# EXERCISE
Your reply must contain the full listing below, reproduced exactly, but no pictures.

== DATASET EXCERPTS ==

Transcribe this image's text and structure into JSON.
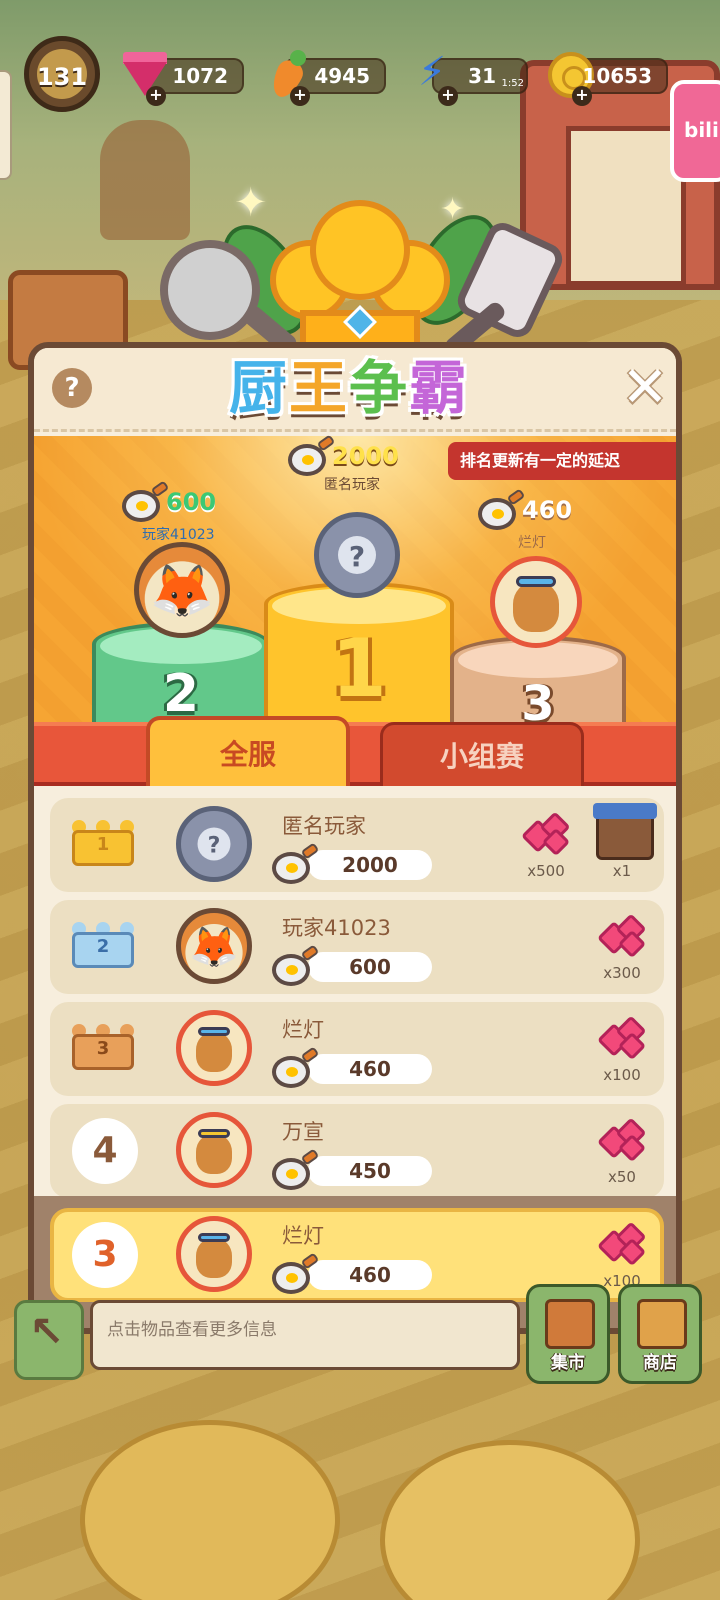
{
  "top_bar": {
    "level": "131",
    "gems": "1072",
    "carrots": "4945",
    "energy": "31",
    "energy_timer": "1:52",
    "coins": "10653",
    "side_badge": "bili"
  },
  "panel": {
    "title": [
      "厨",
      "王",
      "争",
      "霸"
    ],
    "help_label": "?",
    "close_label": "✕",
    "notice": "排名更新有一定的延迟"
  },
  "podium": {
    "first": {
      "name": "匿名玩家",
      "score": "2000",
      "place": "1"
    },
    "second": {
      "name": "玩家41023",
      "score": "600",
      "place": "2"
    },
    "third": {
      "name": "烂灯",
      "score": "460",
      "place": "3"
    }
  },
  "tabs": {
    "all_server": "全服",
    "group": "小组赛"
  },
  "leaderboard": [
    {
      "rank": "1",
      "name": "匿名玩家",
      "score": "2000",
      "rewards": [
        "x500",
        "x1"
      ]
    },
    {
      "rank": "2",
      "name": "玩家41023",
      "score": "600",
      "rewards": [
        "x300"
      ]
    },
    {
      "rank": "3",
      "name": "烂灯",
      "score": "460",
      "rewards": [
        "x100"
      ]
    },
    {
      "rank": "4",
      "name": "万宣",
      "score": "450",
      "rewards": [
        "x50"
      ]
    }
  ],
  "my_rank": {
    "rank": "3",
    "name": "烂灯",
    "score": "460",
    "reward": "x100"
  },
  "bottom": {
    "info_text": "点击物品查看更多信息",
    "market_label": "集市",
    "shop_label": "商店"
  }
}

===

# THE ANSWER
Transcribe this image's text and structure into JSON.
{
  "top_bar": {
    "level": "131",
    "gems": "1072",
    "carrots": "4945",
    "energy": "31",
    "energy_timer": "1:52",
    "coins": "10653",
    "side_badge": "bili"
  },
  "panel": {
    "title": [
      "厨",
      "王",
      "争",
      "霸"
    ],
    "help_label": "?",
    "close_label": "✕",
    "notice": "排名更新有一定的延迟"
  },
  "podium": {
    "first": {
      "name": "匿名玩家",
      "score": "2000",
      "place": "1"
    },
    "second": {
      "name": "玩家41023",
      "score": "600",
      "place": "2"
    },
    "third": {
      "name": "烂灯",
      "score": "460",
      "place": "3"
    }
  },
  "tabs": {
    "all_server": "全服",
    "group": "小组赛"
  },
  "leaderboard": [
    {
      "rank": "1",
      "name": "匿名玩家",
      "score": "2000",
      "rewards": [
        "x500",
        "x1"
      ]
    },
    {
      "rank": "2",
      "name": "玩家41023",
      "score": "600",
      "rewards": [
        "x300"
      ]
    },
    {
      "rank": "3",
      "name": "烂灯",
      "score": "460",
      "rewards": [
        "x100"
      ]
    },
    {
      "rank": "4",
      "name": "万宣",
      "score": "450",
      "rewards": [
        "x50"
      ]
    }
  ],
  "my_rank": {
    "rank": "3",
    "name": "烂灯",
    "score": "460",
    "reward": "x100"
  },
  "bottom": {
    "info_text": "点击物品查看更多信息",
    "market_label": "集市",
    "shop_label": "商店"
  }
}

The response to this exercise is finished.